If you are looking to get Medicaid, you may be feeling worried about if you qualify. This is what you need to know about transfer of assets.
Any asset transferred for the purpose of qualifying for Medicaid is considered an impermissible transfer of assets for which a penalty is imposed. Any transfer of assets for which the transferer does not receive “fair market value” is considered a transfer for the purpose of qualifying for Medicaid unless it can be proven that the transfer was made for another purpose.
Any transfer or sale of an asset for which the applicant receives the fair market value, no penalty period will be imposed.
For transfers mad exclusively for some purpose other than qualifying for Medicaid, no penalty period will be imposed. An example of this type of transfer would be to repay an outstanding debt, or as a gift for a specific purpose, or a gift as part of a long-established pattern of gift-giving.

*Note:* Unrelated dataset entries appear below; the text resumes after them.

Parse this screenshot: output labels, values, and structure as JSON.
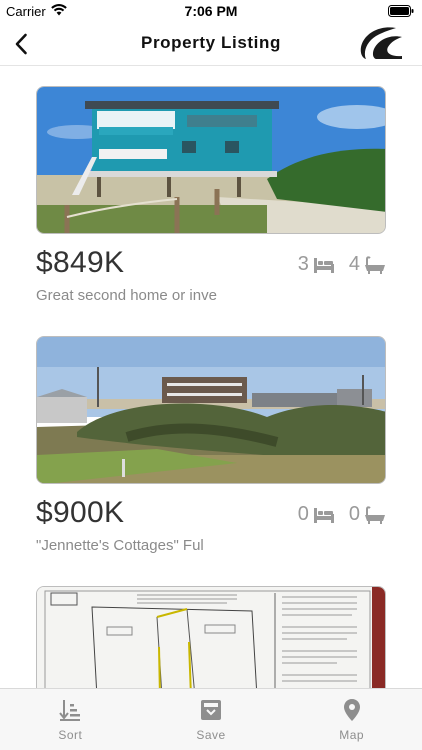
{
  "status_bar": {
    "carrier": "Carrier",
    "time": "7:06 PM"
  },
  "nav": {
    "title": "Property Listing"
  },
  "listings": [
    {
      "price": "$849K",
      "description": "Great second home or inve",
      "beds": "3",
      "baths": "4"
    },
    {
      "price": "$900K",
      "description": "\"Jennette's Cottages\" Ful",
      "beds": "0",
      "baths": "0"
    },
    {
      "price": "",
      "description": "",
      "beds": "",
      "baths": ""
    }
  ],
  "tabs": [
    {
      "label": "Sort",
      "icon": "sort-icon"
    },
    {
      "label": "Save",
      "icon": "save-icon"
    },
    {
      "label": "Map",
      "icon": "map-pin-icon"
    }
  ],
  "colors": {
    "text": "#333333",
    "muted": "#8a8a8a",
    "tab_label": "#8e8e8e",
    "tab_bar_bg": "#f7f7f7"
  }
}
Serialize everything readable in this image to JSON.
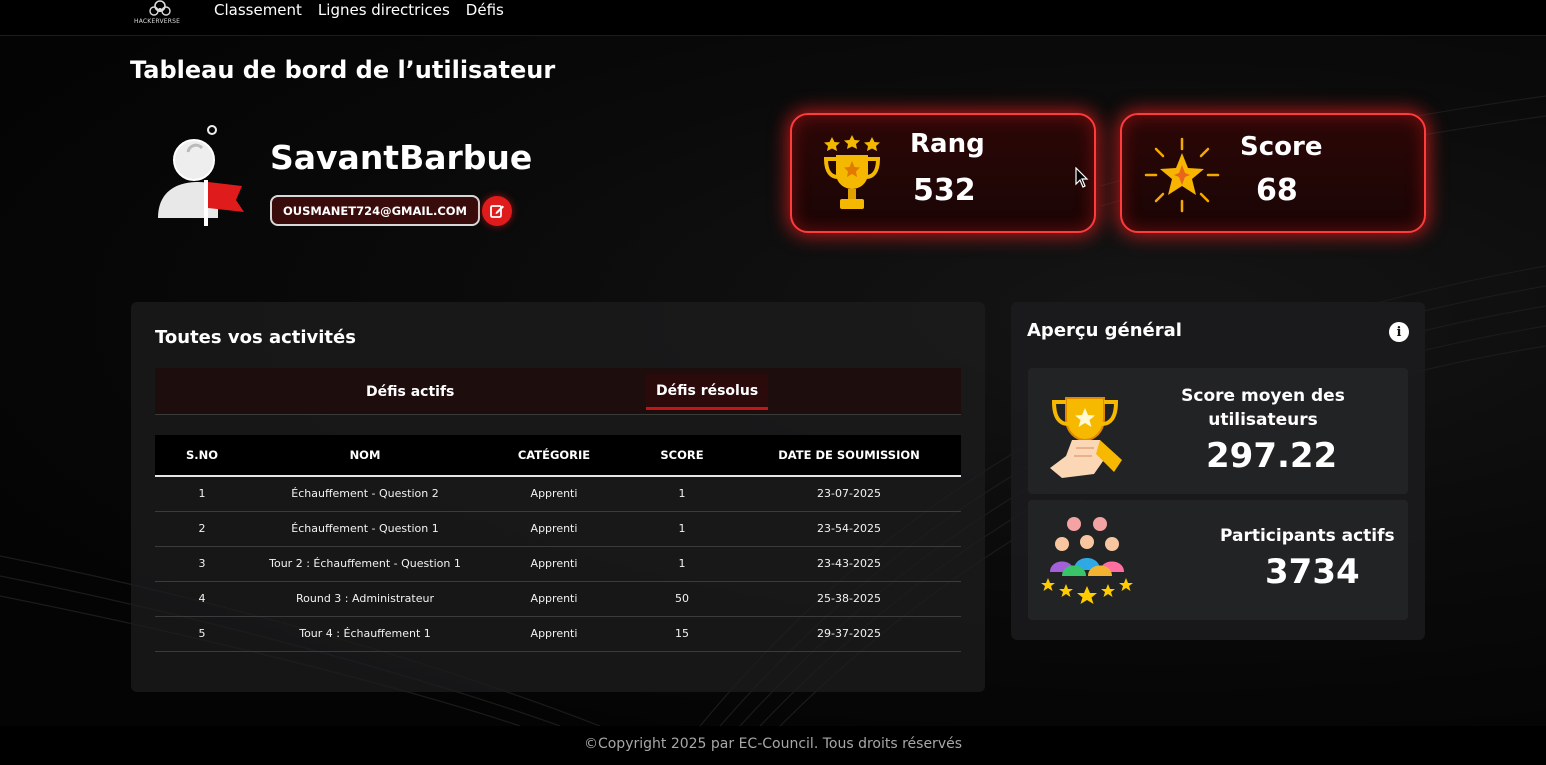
{
  "nav": {
    "logo_text": "HACKERVERSE",
    "items": [
      "Classement",
      "Lignes directrices",
      "Défis"
    ]
  },
  "page_title": "Tableau de bord de l’utilisateur",
  "profile": {
    "username": "SavantBarbue",
    "email": "OUSMANET724@GMAIL.COM"
  },
  "stats": {
    "rank_label": "Rang",
    "rank_value": "532",
    "score_label": "Score",
    "score_value": "68"
  },
  "activities": {
    "title": "Toutes vos activités",
    "tabs": [
      {
        "label": "Défis actifs",
        "active": false
      },
      {
        "label": "Défis résolus",
        "active": true
      }
    ],
    "columns": [
      "S.NO",
      "NOM",
      "CATÉGORIE",
      "SCORE",
      "DATE DE SOUMISSION"
    ],
    "rows": [
      [
        "1",
        "Échauffement - Question 2",
        "Apprenti",
        "1",
        "23-07-2025"
      ],
      [
        "2",
        "Échauffement - Question 1",
        "Apprenti",
        "1",
        "23-54-2025"
      ],
      [
        "3",
        "Tour 2 : Échauffement - Question 1",
        "Apprenti",
        "1",
        "23-43-2025"
      ],
      [
        "4",
        "Round 3 : Administrateur",
        "Apprenti",
        "50",
        "25-38-2025"
      ],
      [
        "5",
        "Tour 4 : Échauffement 1",
        "Apprenti",
        "15",
        "29-37-2025"
      ]
    ]
  },
  "overview": {
    "title": "Aperçu général",
    "avg_label": "Score moyen des utilisateurs",
    "avg_value": "297.22",
    "participants_label": "Participants actifs",
    "participants_value": "3734"
  },
  "footer": "©Copyright 2025 par EC-Council. Tous droits réservés",
  "colors": {
    "accent_red": "#e01b1b",
    "glow_red": "#ff3b3b",
    "background": "#000000"
  }
}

A period of ineligibility (“penalty period”) will be imposed for any transfers of assets which do not meet the above criteria. A period of ineligibility for Medicaid institutional services will result from these transfers. Medicaid will calculate the period of ineligibility by the following statutory formula: the dollar value of the transfer divided by the average monthly cost for one month of nursing home care equals the number of months of ineligibility for Medicaid institutional services. The average monthly cost of care for New York is currently $10,556.
For example, if Mr. Smith gives $105,560 to his son as a gift, Medicaid will calculate the period of ineligibility by dividing the gift amount by the average monthly cost of nursing home care ($10,556) to equal the number of months of penalty: $105,560/ = 10 months.

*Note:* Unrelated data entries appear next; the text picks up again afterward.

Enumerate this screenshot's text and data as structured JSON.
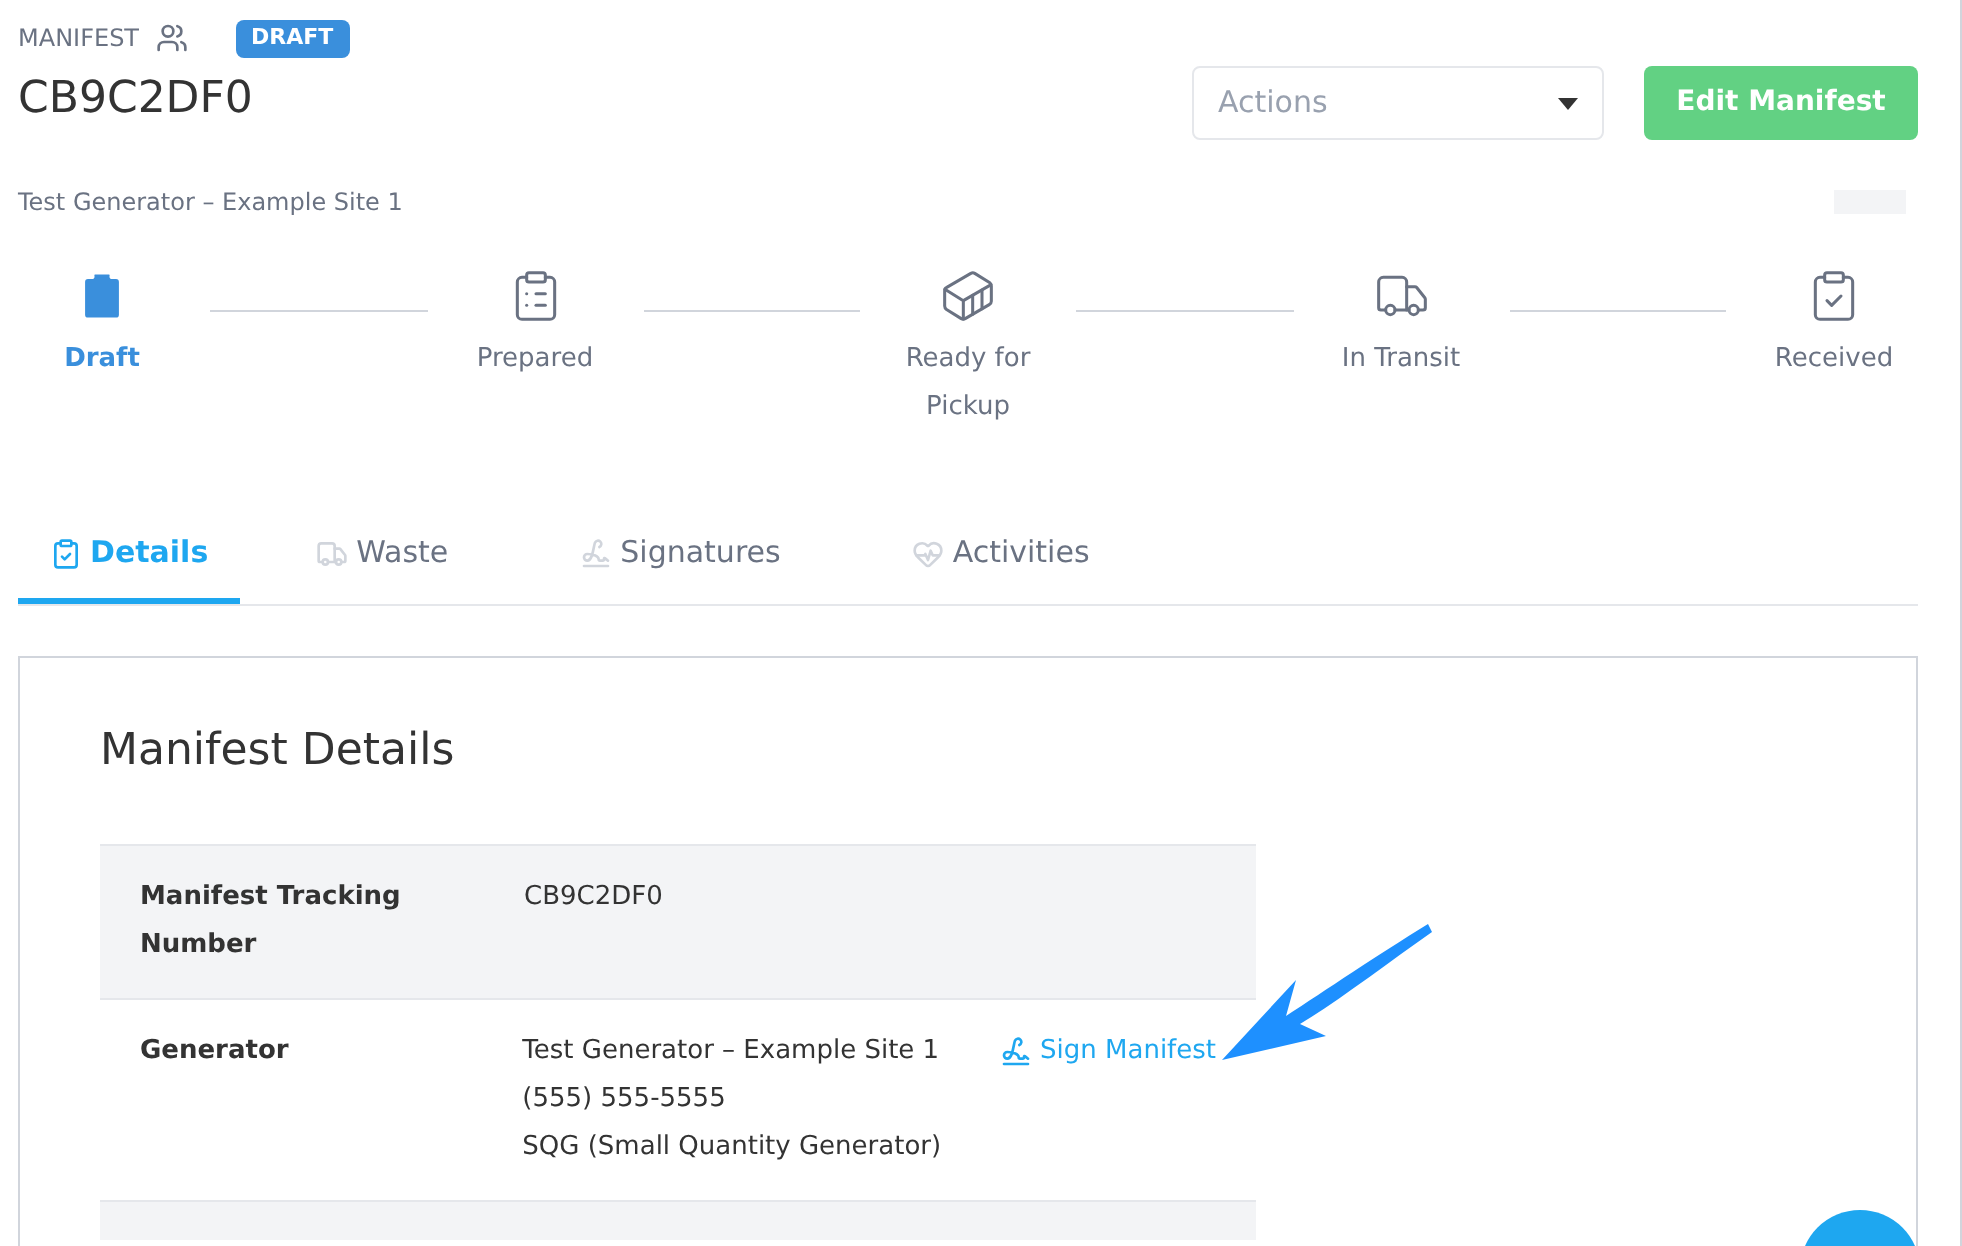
{
  "header": {
    "eyebrow": "MANIFEST",
    "status_badge": "DRAFT",
    "title": "CB9C2DF0",
    "subtitle": "Test Generator – Example Site 1"
  },
  "actions_select": {
    "placeholder": "Actions"
  },
  "edit_button": "Edit Manifest",
  "steps": [
    {
      "label": "Draft",
      "selected": true
    },
    {
      "label": "Prepared",
      "selected": false
    },
    {
      "label": "Ready for Pickup",
      "selected": false
    },
    {
      "label": "In Transit",
      "selected": false
    },
    {
      "label": "Received",
      "selected": false
    }
  ],
  "tabs": [
    {
      "label": "Details",
      "selected": true
    },
    {
      "label": "Waste",
      "selected": false
    },
    {
      "label": "Signatures",
      "selected": false
    },
    {
      "label": "Activities",
      "selected": false
    }
  ],
  "details": {
    "title": "Manifest Details",
    "rows": [
      {
        "label": "Manifest Tracking Number",
        "lines": [
          "CB9C2DF0"
        ]
      },
      {
        "label": "Generator",
        "lines": [
          "Test Generator – Example Site 1",
          "(555) 555-5555",
          "SQG (Small Quantity Generator)"
        ],
        "link": "Sign Manifest"
      }
    ]
  }
}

There is a 60-month look-back period for all transfers of assets. For transfers made on or after February 8, 2006, the penalty period starts on the first day of the month after which assets have been transferred for less than fair market value, or the first day of the month the institutionalized individual is receiving nursing facility services for which Medicaid would be available, which is later.
Any transfer of assets between spouses incurs no penalty period. However, any transfer by either spouse to a third party will create period of ineligibility for the institutionalized spouse, subject to the transfer rules stated above.
If you have any further questions about transfer of assets rules, please call our Buffalo Medicaid lawyers today.